Task material:

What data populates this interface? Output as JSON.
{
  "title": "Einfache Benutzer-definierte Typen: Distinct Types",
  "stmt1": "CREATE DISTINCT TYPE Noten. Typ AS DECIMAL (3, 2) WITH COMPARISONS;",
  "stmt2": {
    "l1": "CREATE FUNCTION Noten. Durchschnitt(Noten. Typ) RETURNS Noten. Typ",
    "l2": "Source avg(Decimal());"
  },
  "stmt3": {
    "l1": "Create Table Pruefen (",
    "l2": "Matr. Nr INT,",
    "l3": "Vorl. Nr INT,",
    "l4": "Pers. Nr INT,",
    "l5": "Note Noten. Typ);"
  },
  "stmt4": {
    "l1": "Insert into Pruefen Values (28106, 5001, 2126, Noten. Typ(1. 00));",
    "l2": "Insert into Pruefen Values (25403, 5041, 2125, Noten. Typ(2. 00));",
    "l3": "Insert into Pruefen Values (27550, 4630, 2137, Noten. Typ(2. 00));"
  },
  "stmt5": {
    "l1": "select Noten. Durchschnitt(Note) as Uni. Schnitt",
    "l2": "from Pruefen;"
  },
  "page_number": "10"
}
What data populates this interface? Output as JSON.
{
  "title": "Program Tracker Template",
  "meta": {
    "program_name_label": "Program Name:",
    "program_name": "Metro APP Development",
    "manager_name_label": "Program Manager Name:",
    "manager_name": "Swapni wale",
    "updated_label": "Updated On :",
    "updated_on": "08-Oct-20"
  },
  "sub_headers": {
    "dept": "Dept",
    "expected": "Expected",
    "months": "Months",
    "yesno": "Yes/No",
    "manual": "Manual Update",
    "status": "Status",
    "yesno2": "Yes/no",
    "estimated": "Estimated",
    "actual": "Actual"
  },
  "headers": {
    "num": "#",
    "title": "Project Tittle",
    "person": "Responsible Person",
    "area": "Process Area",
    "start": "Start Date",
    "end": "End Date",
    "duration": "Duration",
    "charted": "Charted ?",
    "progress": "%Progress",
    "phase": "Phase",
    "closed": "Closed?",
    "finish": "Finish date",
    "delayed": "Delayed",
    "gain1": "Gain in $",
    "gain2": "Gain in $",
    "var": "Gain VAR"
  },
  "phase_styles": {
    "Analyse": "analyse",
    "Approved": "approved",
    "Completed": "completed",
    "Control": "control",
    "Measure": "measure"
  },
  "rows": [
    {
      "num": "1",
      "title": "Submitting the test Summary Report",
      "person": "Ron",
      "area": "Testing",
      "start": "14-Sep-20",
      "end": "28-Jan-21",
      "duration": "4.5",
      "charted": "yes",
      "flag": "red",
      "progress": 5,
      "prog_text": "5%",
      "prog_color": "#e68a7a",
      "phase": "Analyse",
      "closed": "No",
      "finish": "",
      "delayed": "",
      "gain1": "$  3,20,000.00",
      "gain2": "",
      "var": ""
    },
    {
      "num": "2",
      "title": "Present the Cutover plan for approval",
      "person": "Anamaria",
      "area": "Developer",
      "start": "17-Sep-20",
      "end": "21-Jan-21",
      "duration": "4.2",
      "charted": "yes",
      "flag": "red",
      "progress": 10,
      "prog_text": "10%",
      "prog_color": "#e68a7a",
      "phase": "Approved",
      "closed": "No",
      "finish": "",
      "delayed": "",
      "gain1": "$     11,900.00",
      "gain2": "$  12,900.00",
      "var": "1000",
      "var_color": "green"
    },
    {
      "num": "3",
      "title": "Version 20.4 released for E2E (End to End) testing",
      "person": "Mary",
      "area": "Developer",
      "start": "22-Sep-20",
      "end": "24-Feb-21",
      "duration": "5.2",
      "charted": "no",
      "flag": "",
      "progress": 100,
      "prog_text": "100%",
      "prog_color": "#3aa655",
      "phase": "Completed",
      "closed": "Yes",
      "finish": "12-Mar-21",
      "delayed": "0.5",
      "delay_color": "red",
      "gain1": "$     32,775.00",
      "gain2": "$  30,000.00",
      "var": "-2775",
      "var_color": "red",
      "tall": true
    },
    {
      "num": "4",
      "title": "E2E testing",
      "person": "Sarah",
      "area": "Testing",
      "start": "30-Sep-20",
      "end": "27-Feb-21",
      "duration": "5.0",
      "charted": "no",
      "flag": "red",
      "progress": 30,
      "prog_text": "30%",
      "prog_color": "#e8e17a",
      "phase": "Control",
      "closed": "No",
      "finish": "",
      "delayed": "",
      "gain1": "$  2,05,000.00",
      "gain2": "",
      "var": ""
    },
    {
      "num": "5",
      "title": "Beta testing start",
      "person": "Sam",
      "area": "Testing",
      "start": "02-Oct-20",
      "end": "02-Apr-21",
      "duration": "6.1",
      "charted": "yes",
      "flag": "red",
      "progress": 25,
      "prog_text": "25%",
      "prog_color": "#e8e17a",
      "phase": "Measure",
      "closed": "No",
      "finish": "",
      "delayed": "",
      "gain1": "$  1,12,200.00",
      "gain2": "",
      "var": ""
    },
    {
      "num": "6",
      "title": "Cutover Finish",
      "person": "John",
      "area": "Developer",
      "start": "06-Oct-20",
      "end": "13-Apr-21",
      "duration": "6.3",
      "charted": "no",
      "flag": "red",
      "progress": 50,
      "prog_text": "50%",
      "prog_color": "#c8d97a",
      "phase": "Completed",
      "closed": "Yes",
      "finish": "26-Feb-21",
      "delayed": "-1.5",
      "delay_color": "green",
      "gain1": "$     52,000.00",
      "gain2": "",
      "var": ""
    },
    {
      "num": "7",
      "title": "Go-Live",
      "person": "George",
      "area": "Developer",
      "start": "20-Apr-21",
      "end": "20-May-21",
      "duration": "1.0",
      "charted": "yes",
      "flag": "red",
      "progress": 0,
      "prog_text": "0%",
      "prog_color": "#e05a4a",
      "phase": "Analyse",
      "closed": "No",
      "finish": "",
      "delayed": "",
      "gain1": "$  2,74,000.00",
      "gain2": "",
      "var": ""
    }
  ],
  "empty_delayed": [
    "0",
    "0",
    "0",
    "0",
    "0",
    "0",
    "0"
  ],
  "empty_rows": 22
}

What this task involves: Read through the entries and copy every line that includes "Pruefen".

Answer section:
    "l1": "Create Table Pruefen (",
    "l1": "Insert into Pruefen Values (28106, 5001, 2126, Noten. Typ(1. 00));",
    "l2": "Insert into Pruefen Values (25403, 5041, 2125, Noten. Typ(2. 00));",
    "l3": "Insert into Pruefen Values (27550, 4630, 2137, Noten. Typ(2. 00));"
    "l2": "from Pruefen;"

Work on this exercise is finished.